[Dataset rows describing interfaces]

========

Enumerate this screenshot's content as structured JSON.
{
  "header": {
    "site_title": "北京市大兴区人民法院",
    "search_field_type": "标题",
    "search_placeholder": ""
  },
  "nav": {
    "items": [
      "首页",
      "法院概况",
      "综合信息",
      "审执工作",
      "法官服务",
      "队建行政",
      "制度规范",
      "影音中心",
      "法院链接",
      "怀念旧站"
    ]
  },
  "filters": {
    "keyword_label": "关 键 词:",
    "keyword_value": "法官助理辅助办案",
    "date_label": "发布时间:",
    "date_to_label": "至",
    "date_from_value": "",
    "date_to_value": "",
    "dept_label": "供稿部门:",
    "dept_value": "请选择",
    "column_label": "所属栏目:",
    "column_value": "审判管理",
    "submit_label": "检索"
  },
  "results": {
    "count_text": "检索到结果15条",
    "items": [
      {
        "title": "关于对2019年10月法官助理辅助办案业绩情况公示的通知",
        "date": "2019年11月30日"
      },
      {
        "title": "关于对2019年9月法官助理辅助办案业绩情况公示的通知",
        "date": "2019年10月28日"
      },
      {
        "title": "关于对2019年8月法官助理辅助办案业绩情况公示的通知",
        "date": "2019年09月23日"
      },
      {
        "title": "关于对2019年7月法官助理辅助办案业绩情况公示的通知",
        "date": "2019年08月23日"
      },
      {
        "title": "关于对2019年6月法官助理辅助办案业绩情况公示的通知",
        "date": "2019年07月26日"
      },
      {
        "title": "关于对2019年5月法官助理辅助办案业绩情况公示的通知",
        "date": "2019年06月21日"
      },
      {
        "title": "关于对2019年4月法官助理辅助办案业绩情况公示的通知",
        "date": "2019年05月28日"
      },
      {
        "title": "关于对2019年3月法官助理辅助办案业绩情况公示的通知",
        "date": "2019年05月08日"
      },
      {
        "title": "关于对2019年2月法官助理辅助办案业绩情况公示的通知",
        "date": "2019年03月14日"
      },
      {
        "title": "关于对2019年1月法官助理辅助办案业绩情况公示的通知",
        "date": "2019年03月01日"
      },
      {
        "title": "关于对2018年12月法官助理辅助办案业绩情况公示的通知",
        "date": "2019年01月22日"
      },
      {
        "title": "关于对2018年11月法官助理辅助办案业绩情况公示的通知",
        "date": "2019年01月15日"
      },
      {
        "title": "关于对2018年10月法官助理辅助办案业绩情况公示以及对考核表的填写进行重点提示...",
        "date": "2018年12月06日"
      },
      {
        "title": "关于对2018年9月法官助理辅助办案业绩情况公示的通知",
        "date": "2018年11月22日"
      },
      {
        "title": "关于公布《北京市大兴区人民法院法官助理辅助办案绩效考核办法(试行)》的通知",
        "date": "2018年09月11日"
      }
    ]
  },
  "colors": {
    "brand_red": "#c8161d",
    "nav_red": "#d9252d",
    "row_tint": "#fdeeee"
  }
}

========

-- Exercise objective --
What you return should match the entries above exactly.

-- Finished exercise --
Enumerate this screenshot's content as structured JSON.
{
  "header": {
    "site_title": "北京市大兴区人民法院",
    "search_field_type": "标题",
    "search_placeholder": ""
  },
  "nav": {
    "items": [
      "首页",
      "法院概况",
      "综合信息",
      "审执工作",
      "法官服务",
      "队建行政",
      "制度规范",
      "影音中心",
      "法院链接",
      "怀念旧站"
    ]
  },
  "filters": {
    "keyword_label": "关 键 词:",
    "keyword_value": "法官助理辅助办案",
    "date_label": "发布时间:",
    "date_to_label": "至",
    "date_from_value": "",
    "date_to_value": "",
    "dept_label": "供稿部门:",
    "dept_value": "请选择",
    "column_label": "所属栏目:",
    "column_value": "审判管理",
    "submit_label": "检索"
  },
  "results": {
    "count_text": "检索到结果15条",
    "items": [
      {
        "title": "关于对2019年10月法官助理辅助办案业绩情况公示的通知",
        "date": "2019年11月30日"
      },
      {
        "title": "关于对2019年9月法官助理辅助办案业绩情况公示的通知",
        "date": "2019年10月28日"
      },
      {
        "title": "关于对2019年8月法官助理辅助办案业绩情况公示的通知",
        "date": "2019年09月23日"
      },
      {
        "title": "关于对2019年7月法官助理辅助办案业绩情况公示的通知",
        "date": "2019年08月23日"
      },
      {
        "title": "关于对2019年6月法官助理辅助办案业绩情况公示的通知",
        "date": "2019年07月26日"
      },
      {
        "title": "关于对2019年5月法官助理辅助办案业绩情况公示的通知",
        "date": "2019年06月21日"
      },
      {
        "title": "关于对2019年4月法官助理辅助办案业绩情况公示的通知",
        "date": "2019年05月28日"
      },
      {
        "title": "关于对2019年3月法官助理辅助办案业绩情况公示的通知",
        "date": "2019年05月08日"
      },
      {
        "title": "关于对2019年2月法官助理辅助办案业绩情况公示的通知",
        "date": "2019年03月14日"
      },
      {
        "title": "关于对2019年1月法官助理辅助办案业绩情况公示的通知",
        "date": "2019年03月01日"
      },
      {
        "title": "关于对2018年12月法官助理辅助办案业绩情况公示的通知",
        "date": "2019年01月22日"
      },
      {
        "title": "关于对2018年11月法官助理辅助办案业绩情况公示的通知",
        "date": "2019年01月15日"
      },
      {
        "title": "关于对2018年10月法官助理辅助办案业绩情况公示以及对考核表的填写进行重点提示...",
        "date": "2018年12月06日"
      },
      {
        "title": "关于对2018年9月法官助理辅助办案业绩情况公示的通知",
        "date": "2018年11月22日"
      },
      {
        "title": "关于公布《北京市大兴区人民法院法官助理辅助办案绩效考核办法(试行)》的通知",
        "date": "2018年09月11日"
      }
    ]
  },
  "colors": {
    "brand_red": "#c8161d",
    "nav_red": "#d9252d",
    "row_tint": "#fdeeee"
  }
}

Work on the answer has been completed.